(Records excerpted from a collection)
+++

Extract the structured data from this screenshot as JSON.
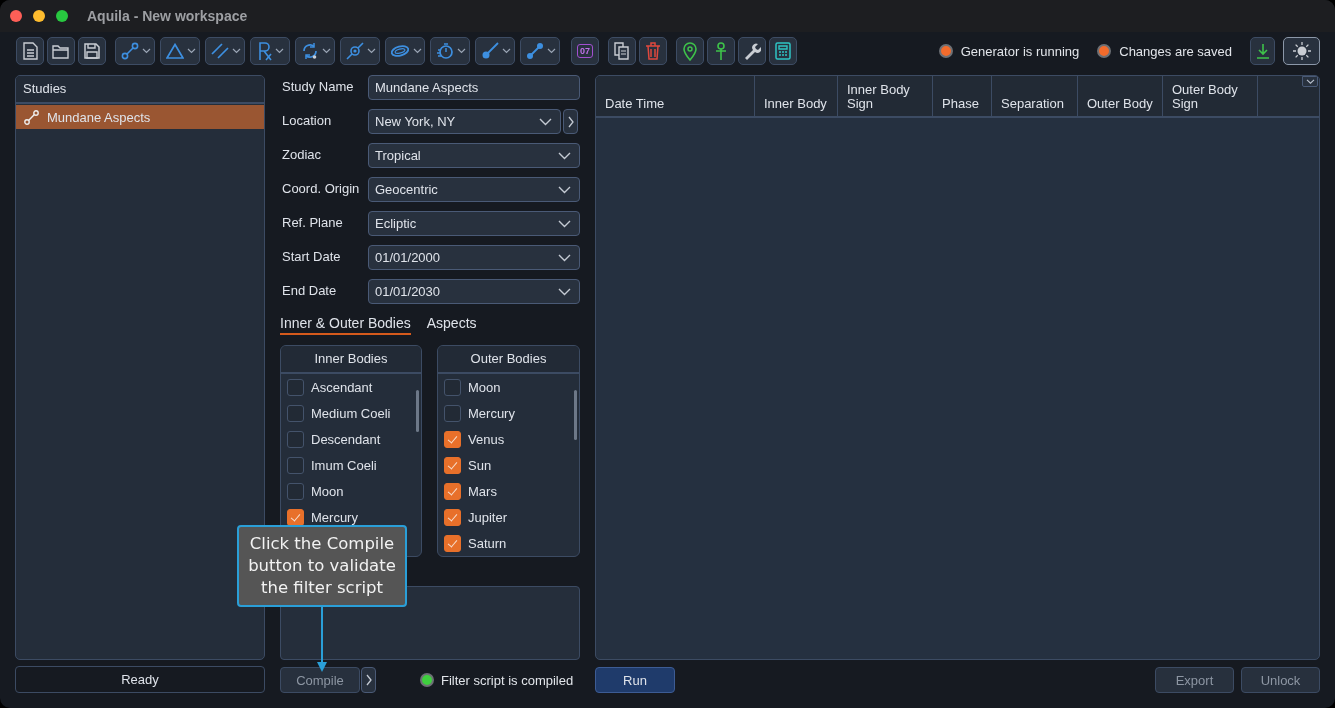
{
  "window": {
    "title": "Aquila - New workspace"
  },
  "toolbar": {
    "date_badge": "07",
    "status_lights": [
      {
        "label": "Generator is running",
        "color": "#f26b2c"
      },
      {
        "label": "Changes are saved",
        "color": "#f26b2c"
      }
    ]
  },
  "studies": {
    "title": "Studies",
    "items": [
      {
        "label": "Mundane Aspects",
        "selected": true
      }
    ],
    "status": "Ready"
  },
  "study_form": {
    "fields": [
      {
        "label": "Study Name",
        "kind": "text",
        "value": "Mundane Aspects"
      },
      {
        "label": "Location",
        "kind": "select_more",
        "value": "New York, NY"
      },
      {
        "label": "Zodiac",
        "kind": "select",
        "value": "Tropical"
      },
      {
        "label": "Coord. Origin",
        "kind": "select",
        "value": "Geocentric"
      },
      {
        "label": "Ref. Plane",
        "kind": "select",
        "value": "Ecliptic"
      },
      {
        "label": "Start Date",
        "kind": "select",
        "value": "01/01/2000"
      },
      {
        "label": "End Date",
        "kind": "select",
        "value": "01/01/2030"
      }
    ],
    "tabs": [
      {
        "label": "Inner & Outer Bodies",
        "selected": true
      },
      {
        "label": "Aspects",
        "selected": false
      }
    ],
    "body_lists": [
      {
        "title": "Inner Bodies",
        "items": [
          {
            "label": "Ascendant",
            "checked": false
          },
          {
            "label": "Medium Coeli",
            "checked": false
          },
          {
            "label": "Descendant",
            "checked": false
          },
          {
            "label": "Imum Coeli",
            "checked": false
          },
          {
            "label": "Moon",
            "checked": false
          },
          {
            "label": "Mercury",
            "checked": true
          }
        ]
      },
      {
        "title": "Outer Bodies",
        "items": [
          {
            "label": "Moon",
            "checked": false
          },
          {
            "label": "Mercury",
            "checked": false
          },
          {
            "label": "Venus",
            "checked": true
          },
          {
            "label": "Sun",
            "checked": true
          },
          {
            "label": "Mars",
            "checked": true
          },
          {
            "label": "Jupiter",
            "checked": true
          },
          {
            "label": "Saturn",
            "checked": true
          }
        ]
      }
    ],
    "compile_button": {
      "label": "Compile",
      "disabled": true
    },
    "compile_status": {
      "label": "Filter script is compiled",
      "color": "#3fcf3f"
    },
    "tooltip": "Click the Compile button to validate the filter script"
  },
  "results_table": {
    "columns": [
      "Date Time",
      "Inner Body",
      "Inner Body Sign",
      "Phase",
      "Separation",
      "Outer Body",
      "Outer Body Sign"
    ]
  },
  "run_button": {
    "label": "Run",
    "disabled": false
  },
  "table_actions": [
    {
      "label": "Export",
      "disabled": true
    },
    {
      "label": "Unlock",
      "disabled": true
    }
  ]
}
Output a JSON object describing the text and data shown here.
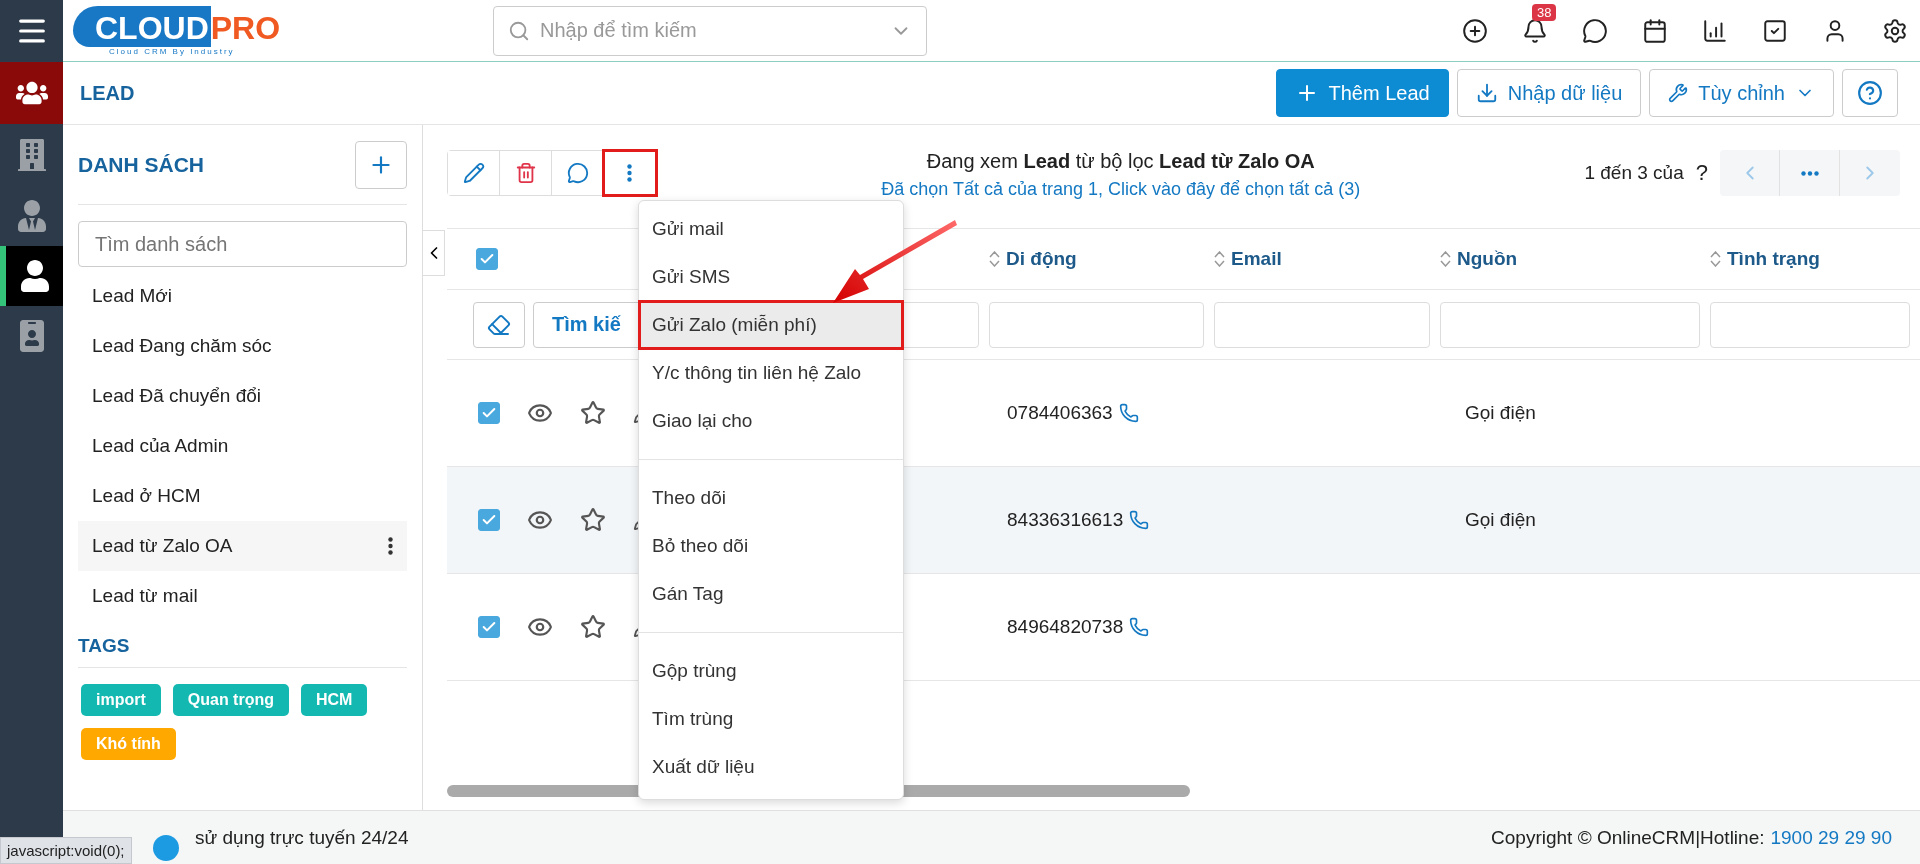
{
  "rail": {
    "items": [
      {
        "kind": "people",
        "selected": true
      },
      {
        "kind": "building",
        "selected": false
      },
      {
        "kind": "agent",
        "selected": false
      },
      {
        "kind": "person",
        "selected": true
      },
      {
        "kind": "document",
        "selected": false
      }
    ]
  },
  "logo": {
    "part_1": "CLOUD",
    "part_2": "PRO",
    "tagline": "Cloud CRM By Industry"
  },
  "search": {
    "placeholder": "Nhập để tìm kiếm"
  },
  "header_icons": [
    {
      "kind": "add"
    },
    {
      "kind": "bell",
      "badge": "38"
    },
    {
      "kind": "chat"
    },
    {
      "kind": "calendar"
    },
    {
      "kind": "chart"
    },
    {
      "kind": "task"
    },
    {
      "kind": "user"
    },
    {
      "kind": "settings"
    }
  ],
  "page_header": {
    "title": "LEAD",
    "buttons": [
      {
        "kind": "primary",
        "label": "Thêm Lead"
      },
      {
        "kind": "import",
        "label": "Nhập dữ liệu"
      },
      {
        "kind": "dropdown",
        "label": "Tùy chỉnh"
      },
      {
        "kind": "help"
      }
    ]
  },
  "sidebar": {
    "title": "DANH SÁCH",
    "search_placeholder": "Tìm danh sách",
    "items": [
      {
        "label": "Lead Mới",
        "selected": false
      },
      {
        "label": "Lead Đang chăm sóc",
        "selected": false
      },
      {
        "label": "Lead Đã chuyển đổi",
        "selected": false
      },
      {
        "label": "Lead của Admin",
        "selected": false
      },
      {
        "label": "Lead ở HCM",
        "selected": false
      },
      {
        "label": "Lead từ Zalo OA",
        "selected": true
      },
      {
        "label": "Lead từ mail",
        "selected": false
      }
    ],
    "tags_title": "TAGS",
    "tags": [
      {
        "label": "import",
        "color": "#13b9b1"
      },
      {
        "label": "Quan trọng",
        "color": "#13b9b1"
      },
      {
        "label": "HCM",
        "color": "#13b9b1"
      },
      {
        "label": "Khó tính",
        "color": "#ffa800"
      }
    ]
  },
  "toolbar": {
    "buttons": [
      {
        "kind": "edit",
        "annotated": false
      },
      {
        "kind": "delete",
        "annotated": false
      },
      {
        "kind": "comment",
        "annotated": false
      },
      {
        "kind": "more",
        "annotated": true
      }
    ]
  },
  "view_info": {
    "text": "Đang xem **Lead** từ bộ lọc **Lead từ Zalo OA**",
    "select_link": "Đã chọn Tất cả của trang 1, Click vào đây để chọn tất cả (3)"
  },
  "pager": {
    "range": "1 đến 3 của",
    "total": "?"
  },
  "table": {
    "select_all": true,
    "columns": [
      {
        "label": "Di động"
      },
      {
        "label": "Email"
      },
      {
        "label": "Nguồn"
      },
      {
        "label": "Tình trạng"
      }
    ],
    "filter_button": "Tìm kiế",
    "rows": [
      {
        "checked": true,
        "selected": false,
        "phone": "0784406363",
        "source": "Gọi điện"
      },
      {
        "checked": true,
        "selected": true,
        "phone": "84336316613",
        "source": "Gọi điện"
      },
      {
        "checked": true,
        "selected": false,
        "phone": "84964820738"
      }
    ]
  },
  "action_menu": {
    "groups": [
      [
        {
          "label": "Gửi mail",
          "selected": false,
          "annotated": false
        },
        {
          "label": "Gửi SMS",
          "selected": false,
          "annotated": false
        },
        {
          "label": "Gửi Zalo (miễn phí)",
          "selected": true,
          "annotated": true
        },
        {
          "label": "Y/c thông tin liên hệ Zalo",
          "selected": false,
          "annotated": false
        },
        {
          "label": "Giao lại cho",
          "selected": false,
          "annotated": false
        }
      ],
      [
        {
          "label": "Theo dõi",
          "selected": false,
          "annotated": false
        },
        {
          "label": "Bỏ theo dõi",
          "selected": false,
          "annotated": false
        },
        {
          "label": "Gán Tag",
          "selected": false,
          "annotated": false
        }
      ],
      [
        {
          "label": "Gộp trùng",
          "selected": false,
          "annotated": false
        },
        {
          "label": "Tìm trùng",
          "selected": false,
          "annotated": false
        },
        {
          "label": "Xuất dữ liệu",
          "selected": false,
          "annotated": false
        }
      ]
    ]
  },
  "footer": {
    "support": "sử dụng trực tuyến 24/24",
    "copyright": "Copyright © OnlineCRM|Hotline:",
    "hotline": "1900 29 29 90",
    "status_tooltip": "javascript:void(0);"
  }
}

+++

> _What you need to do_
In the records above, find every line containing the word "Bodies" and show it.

> _Written answer_
        "label": "Inner & Outer Bodies",
        "title": "Inner Bodies",
        "title": "Outer Bodies",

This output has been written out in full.